§ **Exercise directions**: Wherever the string "JSON" shows up in the data below, copy the whole line.

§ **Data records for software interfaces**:
++++++++
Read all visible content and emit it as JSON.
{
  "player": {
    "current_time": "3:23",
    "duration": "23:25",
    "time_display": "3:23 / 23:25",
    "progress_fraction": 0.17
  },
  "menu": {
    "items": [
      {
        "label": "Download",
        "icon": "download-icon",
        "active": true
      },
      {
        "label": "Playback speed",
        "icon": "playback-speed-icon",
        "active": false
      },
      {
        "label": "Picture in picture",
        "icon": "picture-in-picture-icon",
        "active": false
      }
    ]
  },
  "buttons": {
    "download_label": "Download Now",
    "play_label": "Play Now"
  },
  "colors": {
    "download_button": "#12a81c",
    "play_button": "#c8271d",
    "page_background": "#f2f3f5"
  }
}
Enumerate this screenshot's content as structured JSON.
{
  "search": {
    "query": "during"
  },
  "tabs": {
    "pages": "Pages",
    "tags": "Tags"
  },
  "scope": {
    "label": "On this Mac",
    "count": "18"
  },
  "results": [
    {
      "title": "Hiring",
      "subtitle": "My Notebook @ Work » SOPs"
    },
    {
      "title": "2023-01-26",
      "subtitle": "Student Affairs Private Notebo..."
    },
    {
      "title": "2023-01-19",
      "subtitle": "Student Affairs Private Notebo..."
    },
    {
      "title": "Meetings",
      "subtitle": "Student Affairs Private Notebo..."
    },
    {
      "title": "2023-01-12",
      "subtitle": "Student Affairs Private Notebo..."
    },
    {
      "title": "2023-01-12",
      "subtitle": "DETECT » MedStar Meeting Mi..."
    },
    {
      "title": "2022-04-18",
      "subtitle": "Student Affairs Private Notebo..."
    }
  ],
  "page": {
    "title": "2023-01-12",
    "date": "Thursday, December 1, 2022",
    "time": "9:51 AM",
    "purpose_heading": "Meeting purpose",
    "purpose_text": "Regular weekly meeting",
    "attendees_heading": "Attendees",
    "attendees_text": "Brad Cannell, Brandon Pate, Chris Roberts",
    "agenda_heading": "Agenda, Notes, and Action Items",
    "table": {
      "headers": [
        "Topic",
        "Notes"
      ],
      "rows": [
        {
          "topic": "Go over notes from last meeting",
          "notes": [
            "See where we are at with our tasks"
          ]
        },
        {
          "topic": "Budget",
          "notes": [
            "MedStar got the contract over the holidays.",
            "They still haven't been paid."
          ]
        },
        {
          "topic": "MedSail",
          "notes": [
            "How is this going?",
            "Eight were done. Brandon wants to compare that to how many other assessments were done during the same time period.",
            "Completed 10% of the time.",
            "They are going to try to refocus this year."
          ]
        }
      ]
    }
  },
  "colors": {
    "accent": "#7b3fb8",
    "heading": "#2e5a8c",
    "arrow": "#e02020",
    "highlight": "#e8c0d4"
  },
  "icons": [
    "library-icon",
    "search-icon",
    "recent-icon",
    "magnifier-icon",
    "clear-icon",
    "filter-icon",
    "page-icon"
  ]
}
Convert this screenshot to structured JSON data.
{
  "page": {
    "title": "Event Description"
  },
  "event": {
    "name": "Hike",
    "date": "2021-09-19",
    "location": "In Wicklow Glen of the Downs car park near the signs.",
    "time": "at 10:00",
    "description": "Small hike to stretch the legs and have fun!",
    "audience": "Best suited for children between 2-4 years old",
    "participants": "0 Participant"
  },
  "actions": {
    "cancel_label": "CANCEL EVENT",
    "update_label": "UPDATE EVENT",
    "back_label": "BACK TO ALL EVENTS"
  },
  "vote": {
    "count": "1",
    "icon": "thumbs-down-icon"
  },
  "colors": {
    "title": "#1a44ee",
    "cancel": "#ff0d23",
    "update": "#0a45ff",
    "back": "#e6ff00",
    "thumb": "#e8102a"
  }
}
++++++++
§ **Expected answer**:
Read all visible content and emit it as JSON.
Enumerate this screenshot's content as structured JSON.
Convert this screenshot to structured JSON data.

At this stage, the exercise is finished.